PCP’s case was that, had Ms Staveley learned of the misrepresentations, she would have been in a better negotiating position with Barclays, negotiating additional value from the deal. Armed with that, she would have negotiated from Sheikh Mansour of Abu Dhabi and/or IPIC (a government-owned investment organisation), remuneration for PCP far in excess of the £30 million payment that she in fact received.
Although PCP proved its case in relation to the misrepresentations and the additional value that would have been negotiated with Barclays, Mr Justice Waksman held that PCP had no real chance of obtaining the debt finance necessary to satisfy PCP’s remuneration agreement with Sheikh Mansour (the Abu Dhabi equity investor) and no real chance of any alternative funding either.

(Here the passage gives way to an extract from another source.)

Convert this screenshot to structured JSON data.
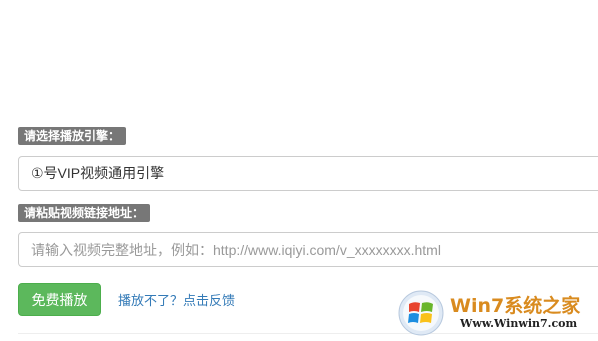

PCP would therefore always have lost control of the investments, as it did in the real world, and was not entitled to any of the damages it sought under either its primary or secondary claim.
Mr Justice Waksman concluded: “This meant that PCP’s claim as a whole must fail.”
In addition to this case being of general interest and importance to the banking industry, Mr Justice Waksman’s decision also contains a useful précis of the law in relation to causation and loss, particularly when the Court is concerned with the actions of third parties, and the loss of a chance assessment. See paragraphs 533 to 573 of the judgment.
The summary of the judgment is available here.
The judgment is available here.